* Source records
====

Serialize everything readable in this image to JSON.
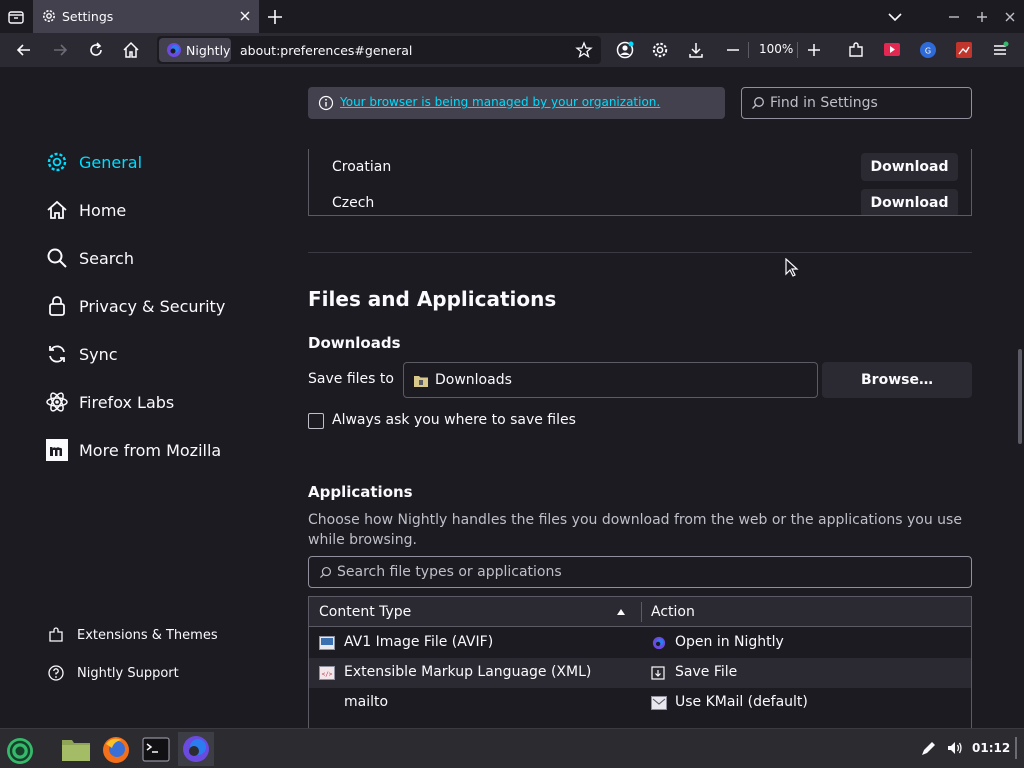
{
  "tab": {
    "title": "Settings"
  },
  "urlbar": {
    "identity_label": "Nightly",
    "url": "about:preferences#general"
  },
  "toolbar": {
    "zoom": "100%"
  },
  "sidebar": {
    "items": [
      {
        "label": "General",
        "active": true
      },
      {
        "label": "Home"
      },
      {
        "label": "Search"
      },
      {
        "label": "Privacy & Security"
      },
      {
        "label": "Sync"
      },
      {
        "label": "Firefox Labs"
      },
      {
        "label": "More from Mozilla"
      }
    ],
    "footer": [
      {
        "label": "Extensions & Themes"
      },
      {
        "label": "Nightly Support"
      }
    ]
  },
  "notice": {
    "text": "Your browser is being managed by your organization."
  },
  "find": {
    "placeholder": "Find in Settings"
  },
  "languages": {
    "rows": [
      {
        "name": "Croatian",
        "action": "Download"
      },
      {
        "name": "Czech",
        "action": "Download"
      }
    ]
  },
  "files": {
    "heading": "Files and Applications",
    "downloads_heading": "Downloads",
    "save_label": "Save files to",
    "save_path": "Downloads",
    "browse_label": "Browse…",
    "always_ask_label": "Always ask you where to save files",
    "always_ask_checked": false
  },
  "applications": {
    "heading": "Applications",
    "description": "Choose how Nightly handles the files you download from the web or the applications you use while browsing.",
    "search_placeholder": "Search file types or applications",
    "columns": [
      "Content Type",
      "Action"
    ],
    "rows": [
      {
        "type": "AV1 Image File (AVIF)",
        "action": "Open in Nightly"
      },
      {
        "type": "Extensible Markup Language (XML)",
        "action": "Save File"
      },
      {
        "type": "mailto",
        "action": "Use KMail (default)"
      }
    ]
  },
  "taskbar": {
    "clock": "01:12"
  },
  "colors": {
    "accent": "#00ddff",
    "background": "#1c1b22",
    "surface": "#2b2a33",
    "taskbar_running": "#35b96a"
  }
}
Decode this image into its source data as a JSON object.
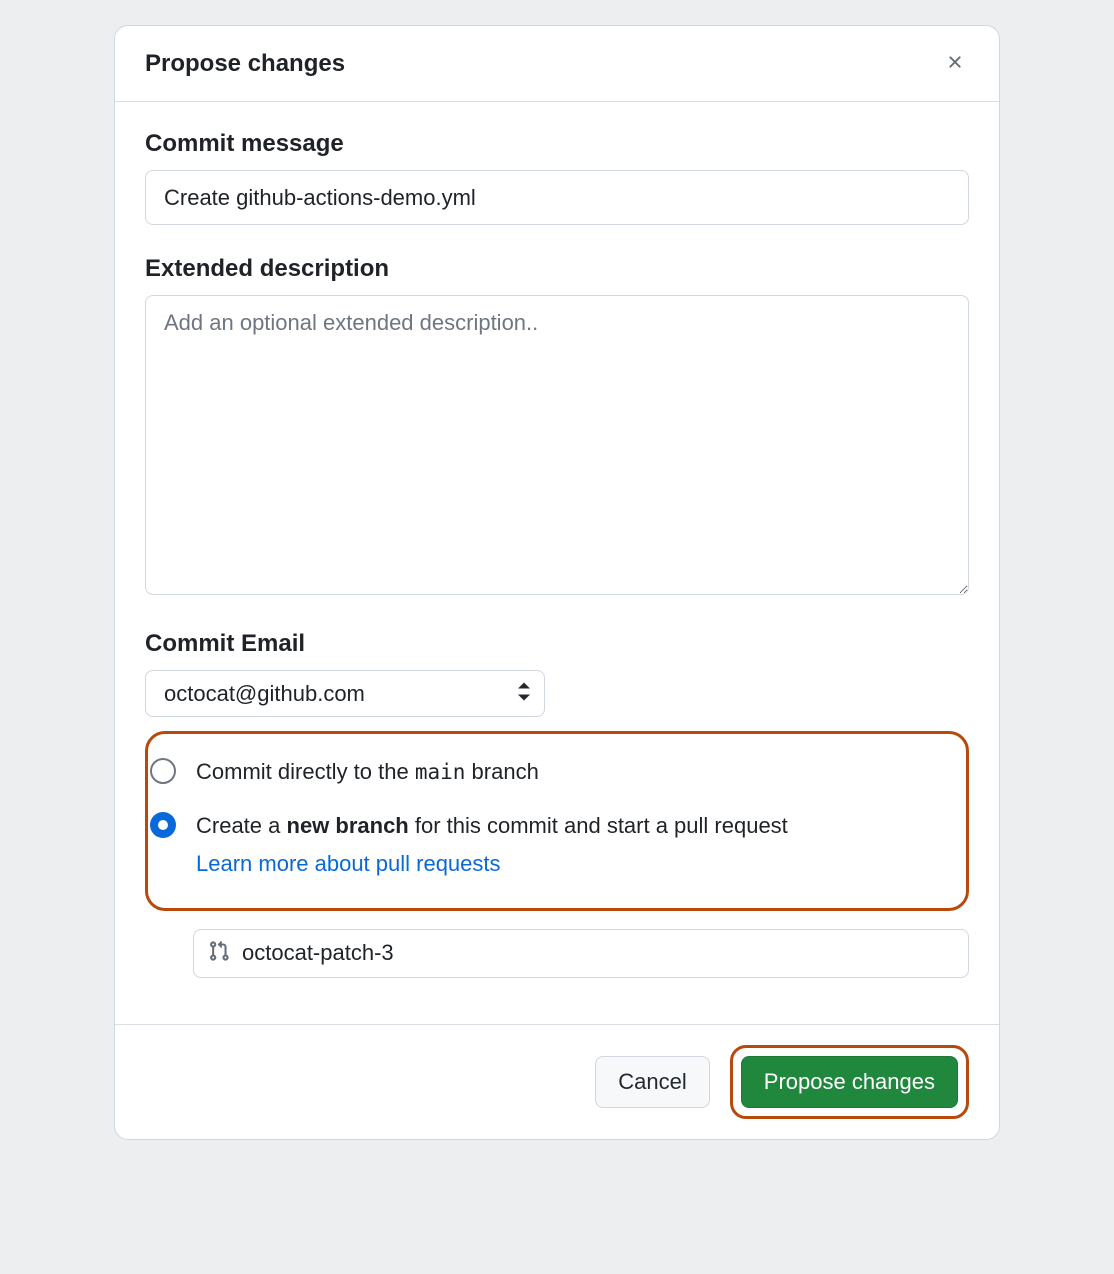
{
  "dialog": {
    "title": "Propose changes"
  },
  "commit_message": {
    "label": "Commit message",
    "value": "Create github-actions-demo.yml"
  },
  "extended_description": {
    "label": "Extended description",
    "placeholder": "Add an optional extended description.."
  },
  "commit_email": {
    "label": "Commit Email",
    "selected": "octocat@github.com"
  },
  "radios": {
    "direct_pre": "Commit directly to the ",
    "direct_code": "main",
    "direct_post": " branch",
    "create_pre": "Create a ",
    "create_bold": "new branch",
    "create_post": " for this commit and start a pull request",
    "learn_more": "Learn more about pull requests"
  },
  "branch": {
    "name": "octocat-patch-3"
  },
  "footer": {
    "cancel": "Cancel",
    "propose": "Propose changes"
  }
}
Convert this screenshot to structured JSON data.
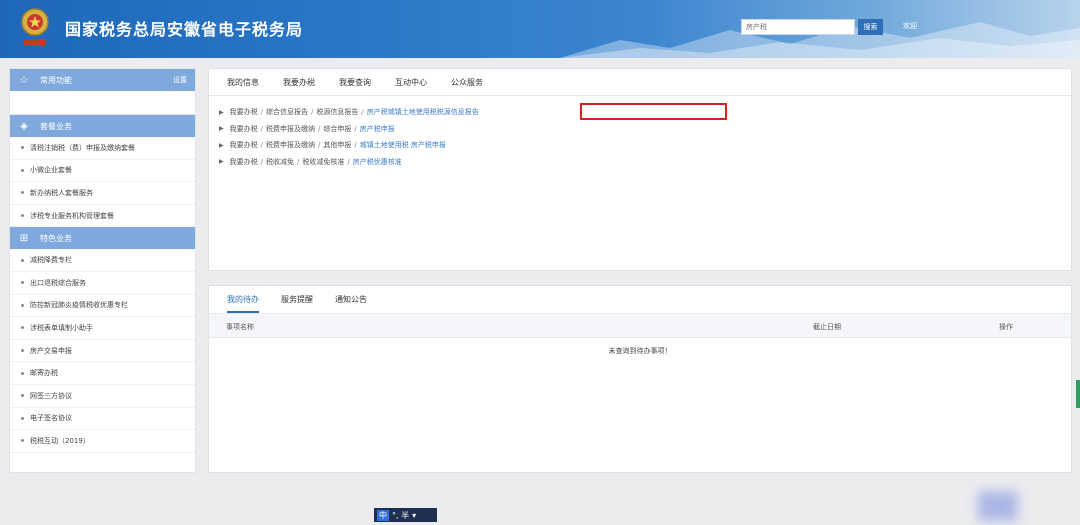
{
  "header": {
    "title": "国家税务总局安徽省电子税务局",
    "search_placeholder": "房产税",
    "search_button": "搜索",
    "welcome": "欢迎"
  },
  "sidebar": {
    "favorites_label": "常用功能",
    "settings_label": "设置",
    "section1_label": "套餐业务",
    "section1_items": [
      "清税注销税（费）申报及缴纳套餐",
      "小微企业套餐",
      "新办纳税人套餐服务",
      "涉税专业服务机构管理套餐"
    ],
    "section2_label": "特色业务",
    "section2_items": [
      "减税降费专栏",
      "出口退税综合服务",
      "防控新冠肺炎疫情税收优惠专栏",
      "涉税表单填制小助手",
      "房产交易申报",
      "邮寄办税",
      "网签三方协议",
      "电子签名协议",
      "税税互动（2019）"
    ]
  },
  "main": {
    "tabs": [
      "我的信息",
      "我要办税",
      "我要查询",
      "互动中心",
      "公众服务"
    ],
    "breadcrumbs": [
      [
        "我要办税",
        "综合信息报告",
        "税源信息报告",
        "房产税城镇土地使用税税源信息报告"
      ],
      [
        "我要办税",
        "税费申报及缴纳",
        "综合申报",
        "房产税申报"
      ],
      [
        "我要办税",
        "税费申报及缴纳",
        "其他申报",
        "城镇土地使用税 房产税申报"
      ],
      [
        "我要办税",
        "税收减免",
        "税收减免核准",
        "房产税优惠核准"
      ]
    ]
  },
  "todo": {
    "tabs": [
      "我的待办",
      "服务提醒",
      "通知公告"
    ],
    "col_name": "事项名称",
    "col_deadline": "截止日期",
    "col_action": "操作",
    "empty_text": "未查询到待办事项！"
  },
  "ime": {
    "mode": "中",
    "status": "°, 半"
  },
  "colors": {
    "accent": "#2f6fb8",
    "sidebar_header": "#7fa9dc",
    "highlight_box": "#d82020"
  }
}
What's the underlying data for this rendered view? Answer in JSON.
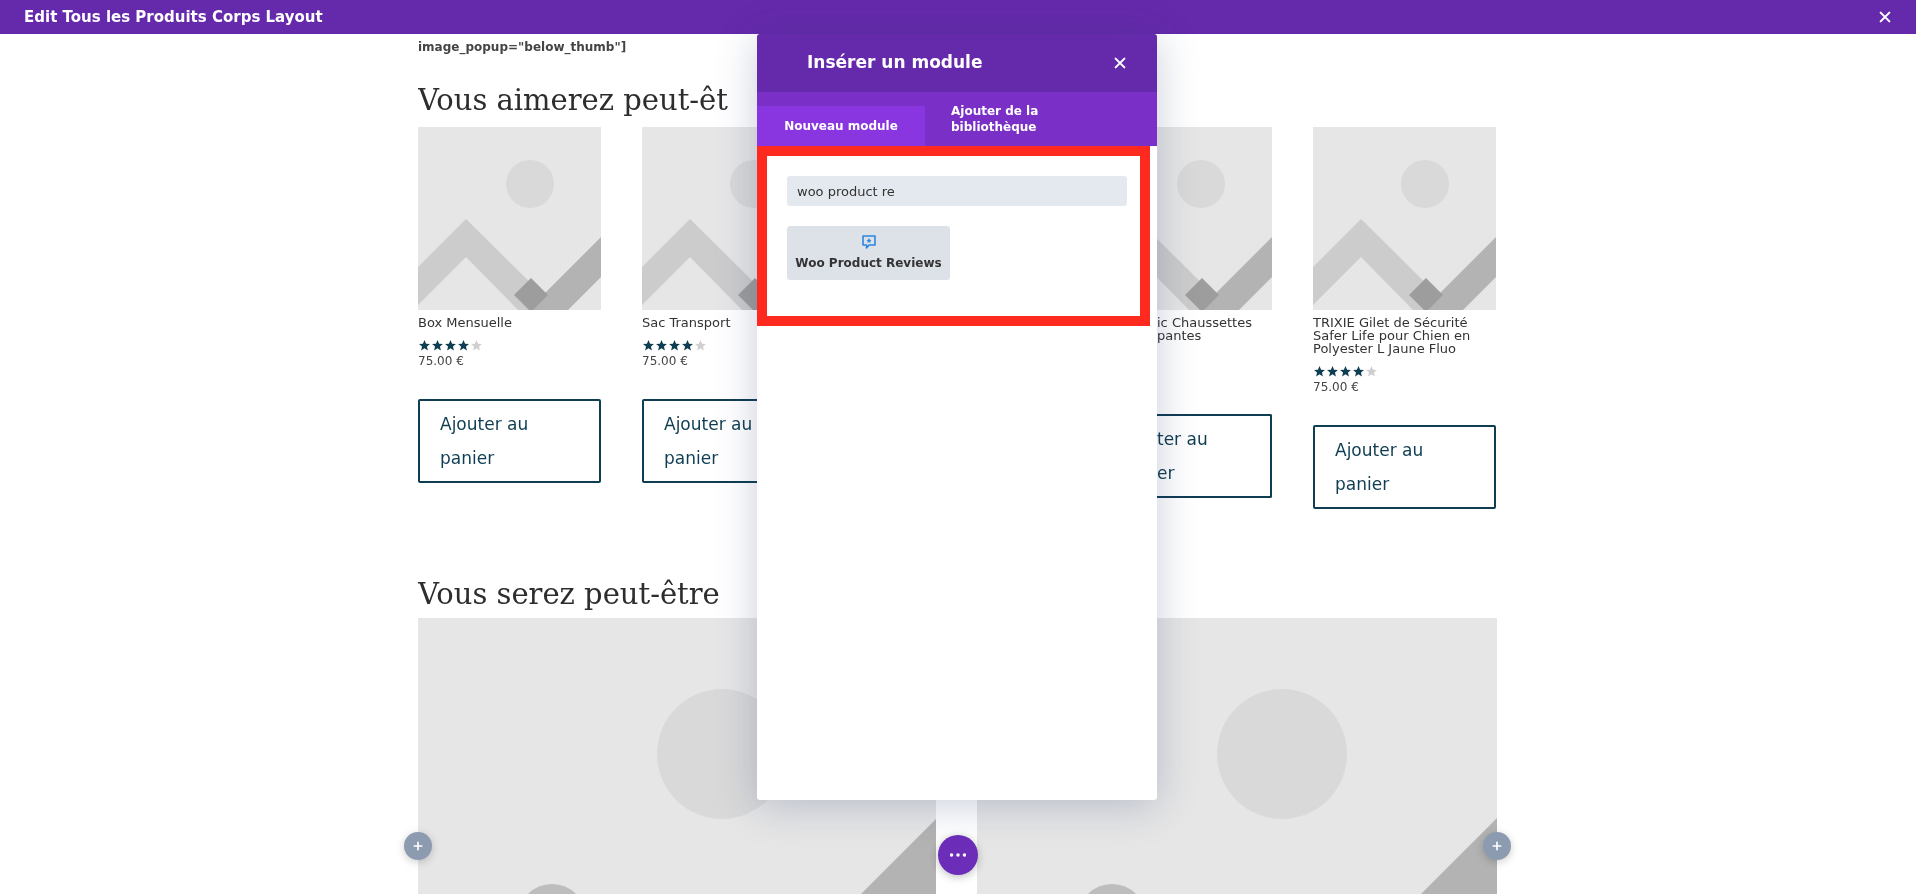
{
  "top_bar": {
    "title": "Edit Tous les Produits Corps Layout"
  },
  "shortcode_tail": "image_popup=\"below_thumb\"]",
  "section_1": {
    "heading": "Vous aimerez peut-êt",
    "products": [
      {
        "kind": "card",
        "title": "Box Mensuelle",
        "stars": 4,
        "price": "75.00 €",
        "button": "Ajouter au panier"
      },
      {
        "kind": "card",
        "title": "Sac Transport",
        "stars": 4,
        "price": "75.00 €",
        "button": "Ajouter au panier"
      },
      {
        "kind": "clipped",
        "title_lines": [
          "ic Chaussettes",
          "pantes"
        ],
        "button_lines": [
          "ter au",
          "er"
        ]
      },
      {
        "kind": "card",
        "title": "TRIXIE Gilet de Sécurité Safer Life pour Chien en Polyester L Jaune Fluo",
        "stars": 4,
        "price": "75.00 €",
        "button": "Ajouter au panier"
      }
    ]
  },
  "section_2": {
    "heading": "Vous serez peut-être"
  },
  "modal": {
    "title": "Insérer un module",
    "tabs": [
      {
        "label": "Nouveau module",
        "selected": true
      },
      {
        "label": "Ajouter de la bibliothèque",
        "selected": false
      }
    ],
    "search": {
      "value": "woo product re"
    },
    "results": [
      {
        "label": "Woo Product Reviews"
      }
    ]
  }
}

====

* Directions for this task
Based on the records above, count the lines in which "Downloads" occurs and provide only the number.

* Written solution
2